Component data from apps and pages
________________________________________

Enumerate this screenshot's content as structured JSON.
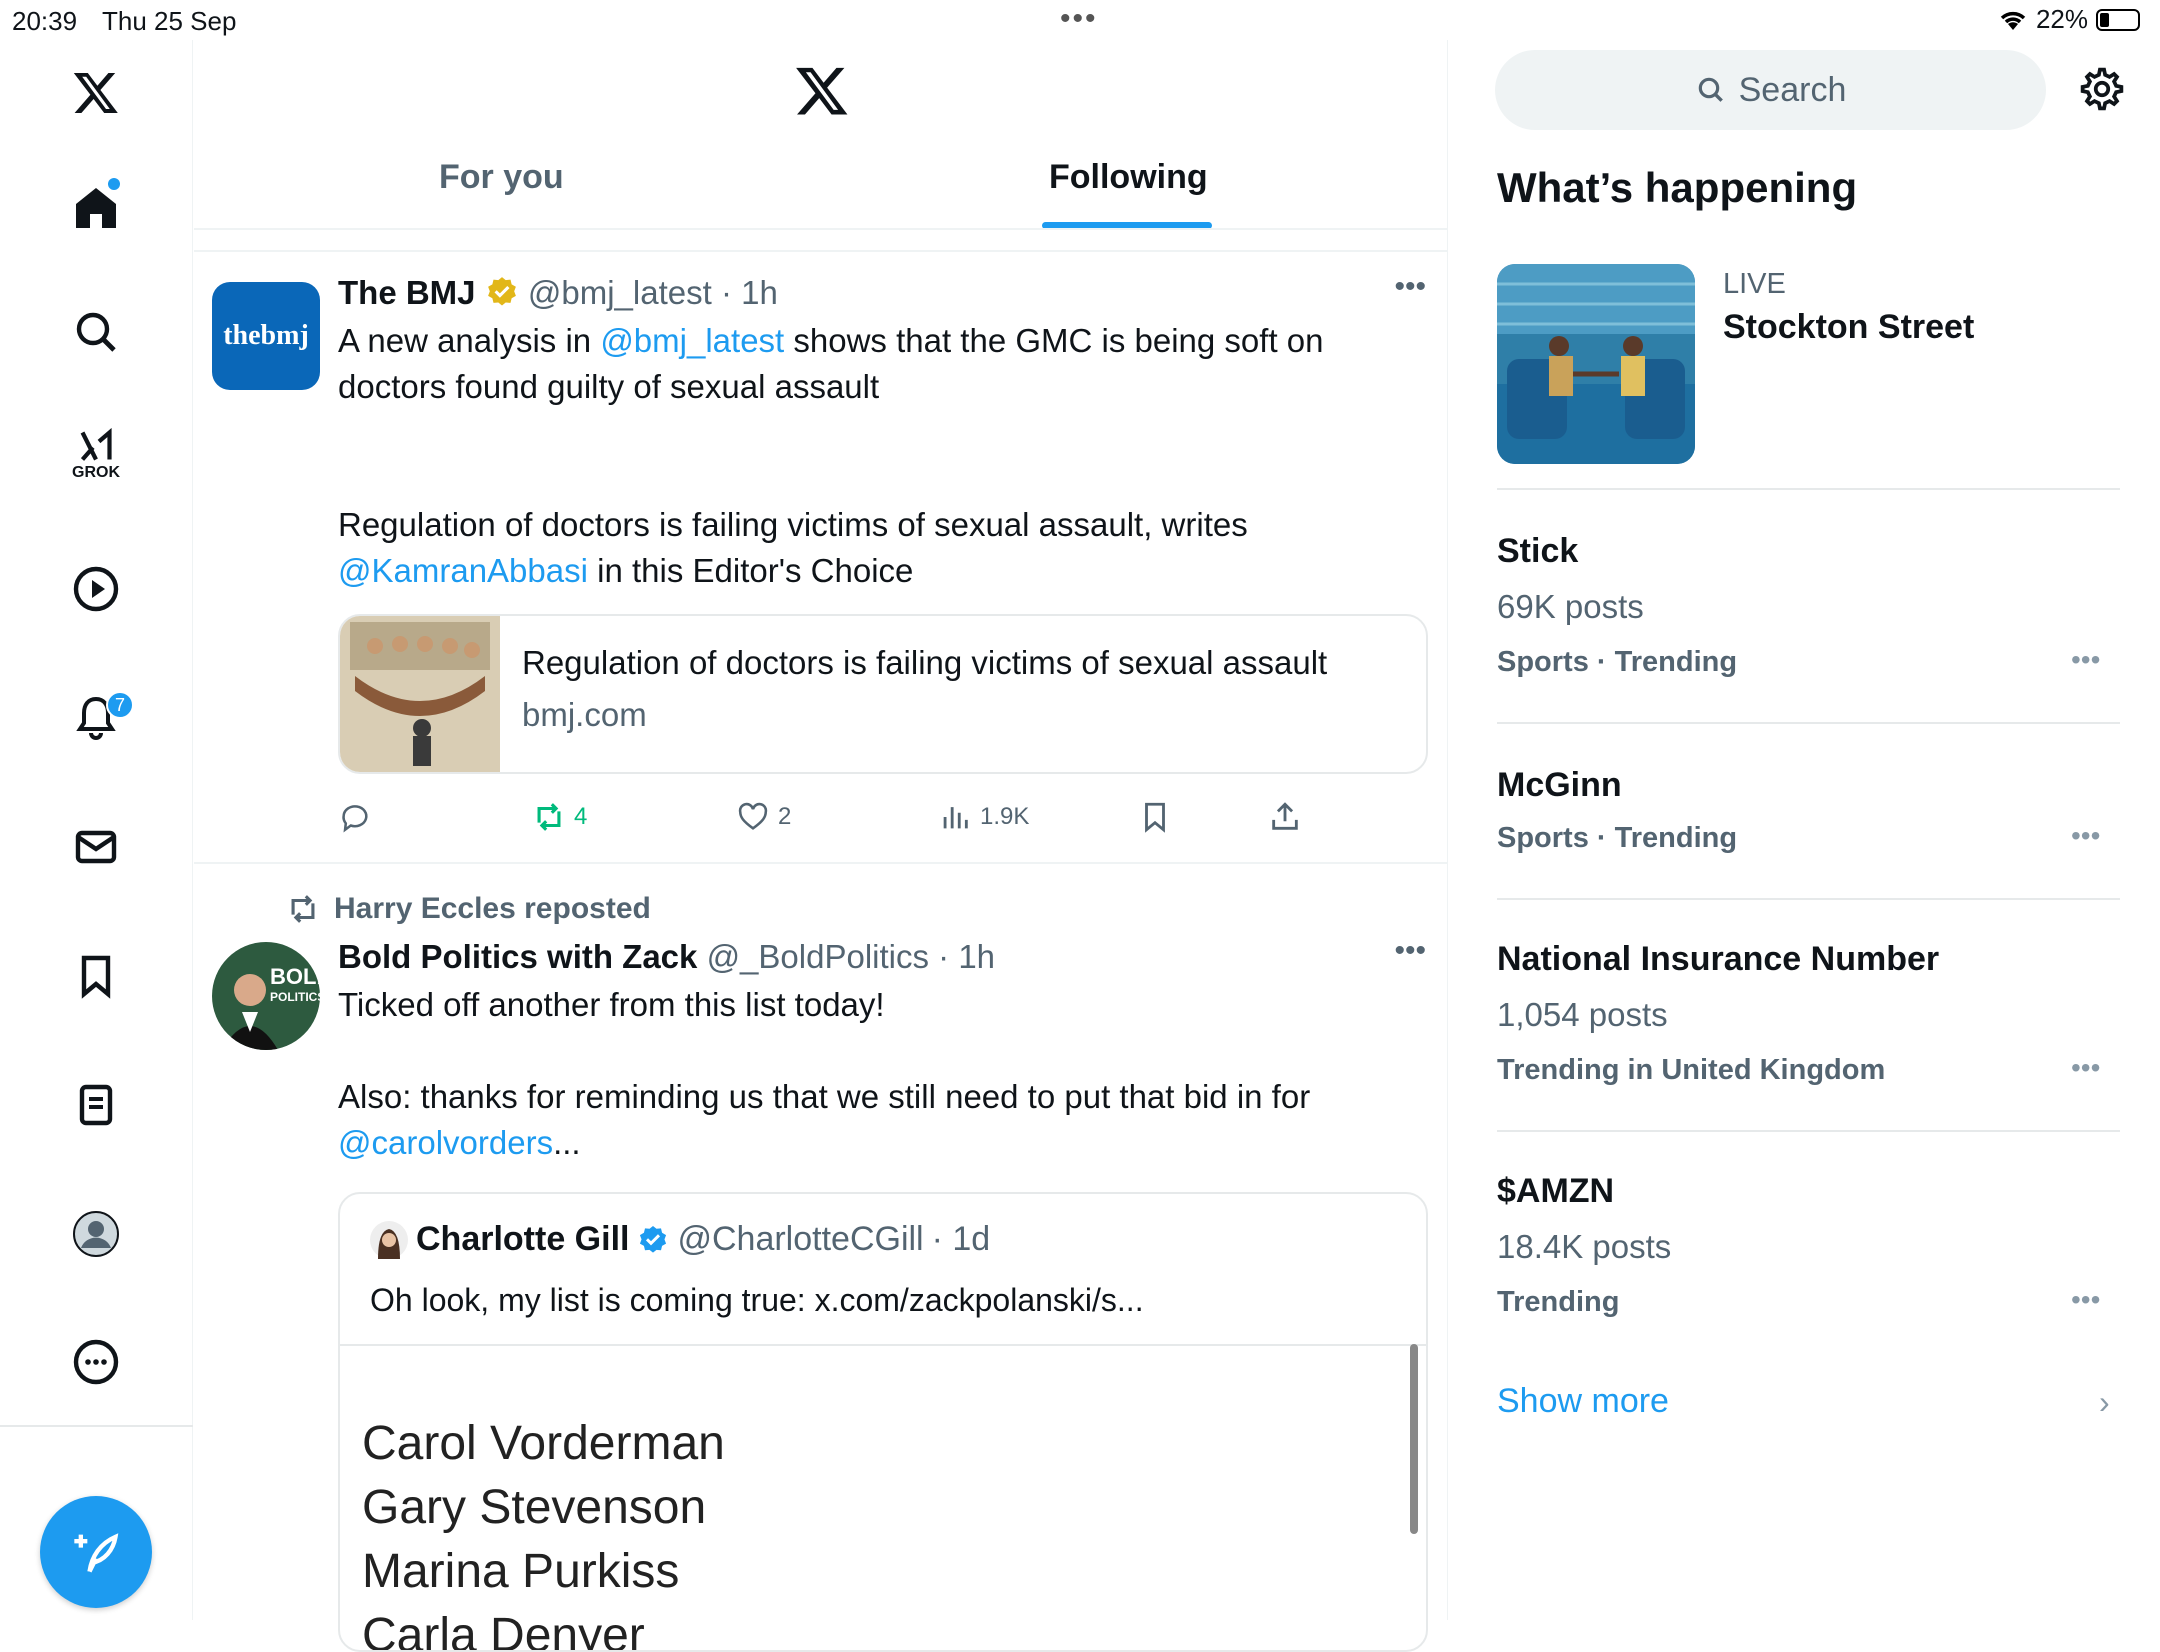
{
  "status": {
    "time": "20:39",
    "date": "Thu 25 Sep",
    "battery": "22%"
  },
  "nav": {
    "grok_label": "GROK",
    "notifications_count": "7"
  },
  "tabs": [
    {
      "label": "For you"
    },
    {
      "label": "Following"
    }
  ],
  "tweets": [
    {
      "name": "The BMJ",
      "handle": "@bmj_latest",
      "time": "· 1h",
      "avatar_text": "thebmj",
      "body1_pre": "A new analysis in ",
      "body1_link": "@bmj_latest",
      "body1_post": " shows that the GMC is being soft on doctors found guilty of sexual assault",
      "body2_pre": "Regulation of doctors is failing victims of sexual assault, writes ",
      "body2_link": "@KamranAbbasi",
      "body2_post": " in this Editor's Choice",
      "card_title": "Regulation of doctors is failing victims of sexual assault",
      "card_domain": "bmj.com",
      "reposts": "4",
      "likes": "2",
      "views": "1.9K"
    },
    {
      "reposted_by": "Harry Eccles reposted",
      "name": "Bold Politics with Zack",
      "handle": "@_BoldPolitics",
      "time": "· 1h",
      "avatar_text": "BOLD",
      "avatar_subtext": "POLITICS",
      "body1": "Ticked off another from this list today!",
      "body2_pre": "Also: thanks for reminding us that we still need to put that bid in for ",
      "body2_link": "@carolvorders",
      "body2_post": "...",
      "quote": {
        "name": "Charlotte Gill",
        "handle": "@CharlotteCGill",
        "time": "· 1d",
        "text": "Oh look, my list is coming true: x.com/zackpolanski/s...",
        "list": [
          "Carol Vorderman",
          "Gary Stevenson",
          "Marina Purkiss",
          "Carla Denyer"
        ]
      }
    }
  ],
  "sidebar": {
    "search_placeholder": "Search",
    "heading": "What’s happening",
    "live": {
      "tag": "LIVE",
      "title": "Stockton Street"
    },
    "trends": [
      {
        "title": "Stick",
        "posts": "69K posts",
        "category": "Sports · Trending"
      },
      {
        "title": "McGinn",
        "posts": "",
        "category": "Sports · Trending"
      },
      {
        "title": "National Insurance Number",
        "posts": "1,054 posts",
        "category": "Trending in United Kingdom"
      },
      {
        "title": "$AMZN",
        "posts": "18.4K posts",
        "category": "Trending"
      }
    ],
    "show_more": "Show more"
  },
  "colors": {
    "accent": "#1d9bf0",
    "repost_green": "#00ba7c",
    "secondary_text": "#536471"
  }
}
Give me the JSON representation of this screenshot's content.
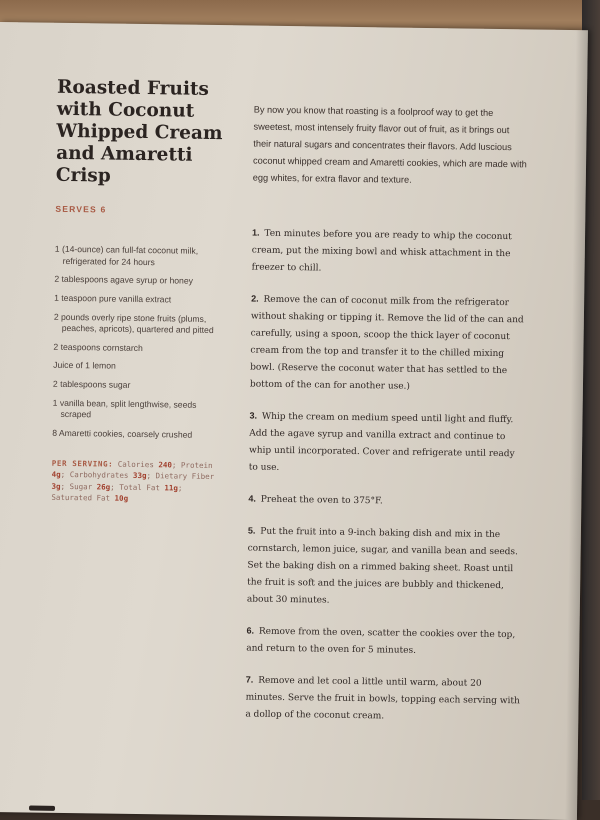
{
  "recipe": {
    "title": "Roasted Fruits with Coconut Whipped Cream and Amaretti Crisp",
    "serves": "SERVES 6",
    "intro": "By now you know that roasting is a foolproof way to get the sweetest, most intensely fruity flavor out of fruit, as it brings out their natural sugars and concentrates their flavors. Add luscious coconut whipped cream and Amaretti cookies, which are made with egg whites, for extra flavor and texture.",
    "ingredients": [
      "1 (14-ounce) can full-fat coconut milk, refrigerated for 24 hours",
      "2 tablespoons agave syrup or honey",
      "1 teaspoon pure vanilla extract",
      "2 pounds overly ripe stone fruits (plums, peaches, apricots), quartered and pitted",
      "2 teaspoons cornstarch",
      "Juice of 1 lemon",
      "2 tablespoons sugar",
      "1 vanilla bean, split lengthwise, seeds scraped",
      "8 Amaretti cookies, coarsely crushed"
    ],
    "nutrition": {
      "label": "PER SERVING:",
      "calories_label": "Calories",
      "calories": "240",
      "protein_label": "Protein",
      "protein": "4g",
      "carbs_label": "Carbohydrates",
      "carbs": "33g",
      "fiber_label": "Dietary Fiber",
      "fiber": "3g",
      "sugar_label": "Sugar",
      "sugar": "26g",
      "fat_label": "Total Fat",
      "fat": "11g",
      "satfat_label": "Saturated Fat",
      "satfat": "10g"
    },
    "steps": [
      {
        "num": "1.",
        "text": "Ten minutes before you are ready to whip the coconut cream, put the mixing bowl and whisk attachment in the freezer to chill."
      },
      {
        "num": "2.",
        "text": "Remove the can of coconut milk from the refrigerator without shaking or tipping it. Remove the lid of the can and carefully, using a spoon, scoop the thick layer of coconut cream from the top and transfer it to the chilled mixing bowl. (Reserve the coconut water that has settled to the bottom of the can for another use.)"
      },
      {
        "num": "3.",
        "text": "Whip the cream on medium speed until light and fluffy. Add the agave syrup and vanilla extract and continue to whip until incorporated. Cover and refrigerate until ready to use."
      },
      {
        "num": "4.",
        "text": "Preheat the oven to 375°F."
      },
      {
        "num": "5.",
        "text": "Put the fruit into a 9-inch baking dish and mix in the cornstarch, lemon juice, sugar, and vanilla bean and seeds. Set the baking dish on a rimmed baking sheet. Roast until the fruit is soft and the juices are bubbly and thickened, about 30 minutes."
      },
      {
        "num": "6.",
        "text": "Remove from the oven, scatter the cookies over the top, and return to the oven for 5 minutes."
      },
      {
        "num": "7.",
        "text": "Remove and let cool a little until warm, about 20 minutes. Serve the fruit in bowls, topping each serving with a dollop of the coconut cream."
      }
    ]
  },
  "colors": {
    "accent": "#a85a44",
    "text": "#2b2421",
    "paper": "#dcd6cc"
  }
}
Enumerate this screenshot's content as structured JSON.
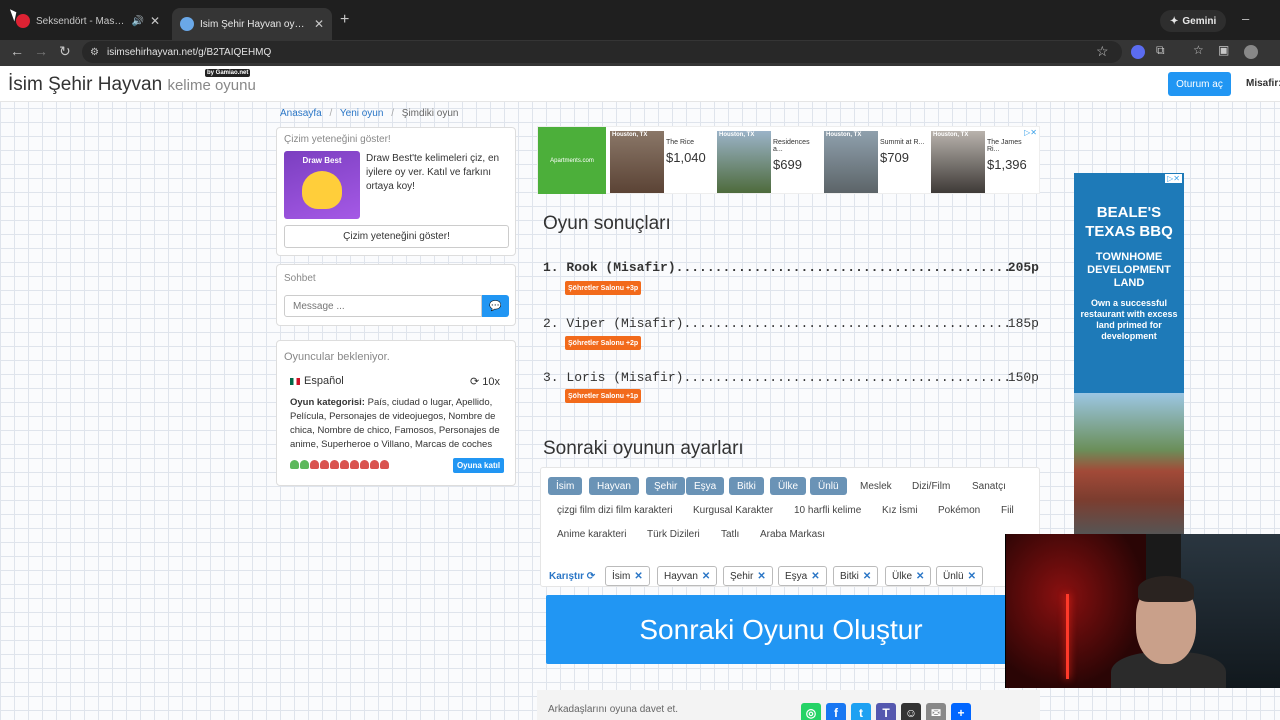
{
  "browser": {
    "tabs": [
      {
        "title": "Seksendört - Masum Değil",
        "active": false
      },
      {
        "title": "İsim Şehir Hayvan oyununa katıl",
        "active": true
      }
    ],
    "url": "isimsehirhayvan.net/g/B2TAIQEHMQ",
    "gemini_label": "Gemini"
  },
  "site": {
    "title": "İsim Şehir Hayvan",
    "subtitle": "kelime oyunu",
    "byline": "by Gamiao.net",
    "login_label": "Oturum aç",
    "guest_label": "Misafir:"
  },
  "breadcrumb": {
    "home": "Anasayfa",
    "new_game": "Yeni oyun",
    "current": "Şimdiki oyun"
  },
  "promo": {
    "title": "Çizim yeteneğini göster!",
    "image_label": "Draw Best",
    "text": "Draw Best'te kelimeleri çiz, en iyilere oy ver. Katıl ve farkını ortaya koy!",
    "button": "Çizim yeteneğini göster!"
  },
  "chat": {
    "title": "Sohbet",
    "placeholder": "Message ..."
  },
  "waiting": {
    "title": "Oyuncular bekleniyor.",
    "language": "Español",
    "rounds": "10x",
    "categories_label": "Oyun kategorisi:",
    "categories": "País, ciudad o lugar, Apellido, Película, Personajes de videojuegos, Nombre de chica, Nombre de chico, Famosos, Personajes de anime, Superheroe o Villano, Marcas de coches",
    "players_joined": 2,
    "players_total": 10,
    "join_label": "Oyuna katıl"
  },
  "ad_strip": {
    "brand": "Apartments.com",
    "items": [
      {
        "city": "Houston, TX",
        "name": "The Rice",
        "price": "$1,040"
      },
      {
        "city": "Houston, TX",
        "name": "Residences a...",
        "price": "$699"
      },
      {
        "city": "Houston, TX",
        "name": "Summit at R...",
        "price": "$709"
      },
      {
        "city": "Houston, TX",
        "name": "The James Ri...",
        "price": "$1,396"
      }
    ]
  },
  "results": {
    "heading": "Oyun sonuçları",
    "entries": [
      {
        "rank": "1.",
        "name": "Rook (Misafir)",
        "score": "205p",
        "badge": "Şöhretler Salonu +3p"
      },
      {
        "rank": "2.",
        "name": "Viper (Misafir)",
        "score": "185p",
        "badge": "Şöhretler Salonu +2p"
      },
      {
        "rank": "3.",
        "name": "Loris (Misafir)",
        "score": "150p",
        "badge": "Şöhretler Salonu +1p"
      }
    ]
  },
  "settings": {
    "heading": "Sonraki oyunun ayarları",
    "categories_row1": [
      {
        "label": "İsim",
        "on": true
      },
      {
        "label": "Hayvan",
        "on": true
      },
      {
        "label": "Şehir",
        "on": true
      },
      {
        "label": "Eşya",
        "on": true
      },
      {
        "label": "Bitki",
        "on": true
      },
      {
        "label": "Ülke",
        "on": true
      },
      {
        "label": "Ünlü",
        "on": true
      },
      {
        "label": "Meslek",
        "on": false
      },
      {
        "label": "Dizi/Film",
        "on": false
      },
      {
        "label": "Sanatçı",
        "on": false
      }
    ],
    "categories_row2": [
      "çizgi film dizi film karakteri",
      "Kurgusal Karakter",
      "10 harfli kelime",
      "Kız İsmi",
      "Pokémon",
      "Fiil"
    ],
    "categories_row3": [
      "Anime karakteri",
      "Türk Dizileri",
      "Tatlı",
      "Araba Markası"
    ],
    "shuffle_label": "Karıştır",
    "selected": [
      "İsim",
      "Hayvan",
      "Şehir",
      "Eşya",
      "Bitki",
      "Ülke",
      "Ünlü"
    ],
    "create_label": "Sonraki Oyunu Oluştur"
  },
  "invite": {
    "text": "Arkadaşlarını oyuna davet et."
  },
  "side_ad": {
    "title": "BEALE'S TEXAS BBQ",
    "subtitle": "TOWNHOME DEVELOPMENT LAND",
    "text": "Own a successful restaurant with excess land primed for development"
  }
}
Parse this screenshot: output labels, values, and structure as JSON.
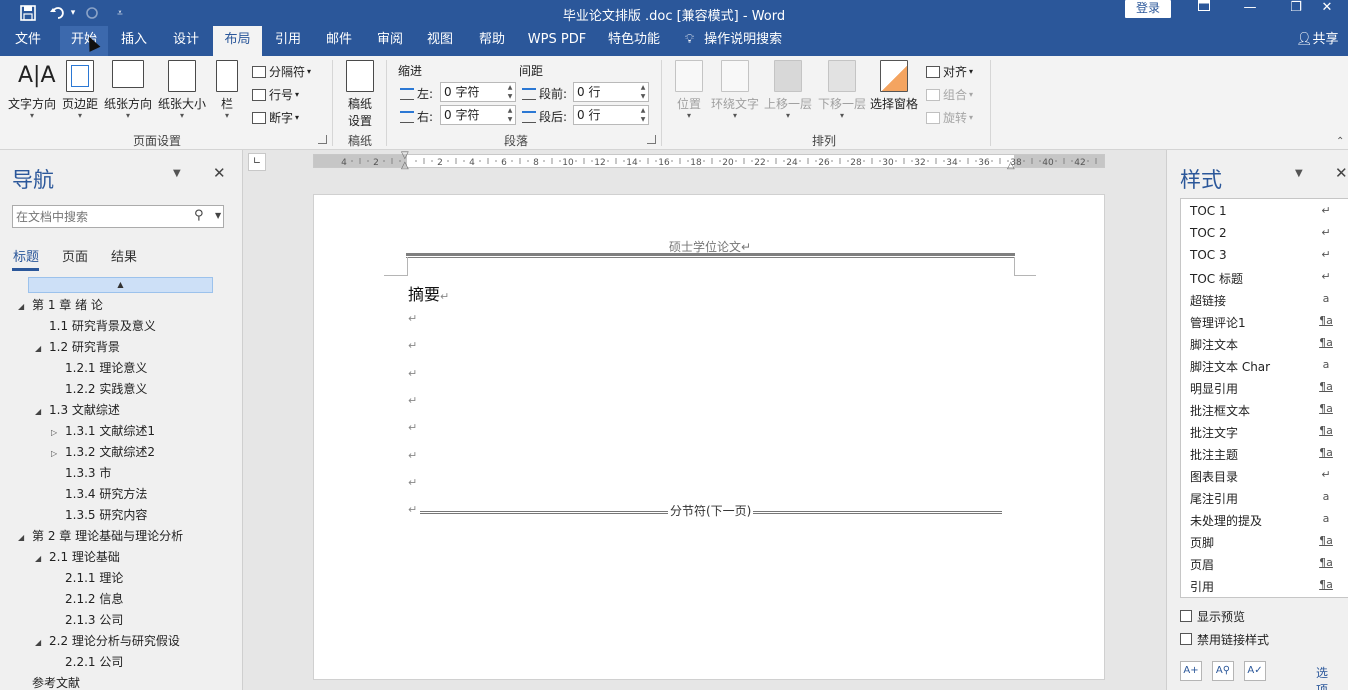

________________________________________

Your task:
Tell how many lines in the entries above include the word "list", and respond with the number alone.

Task solution:
3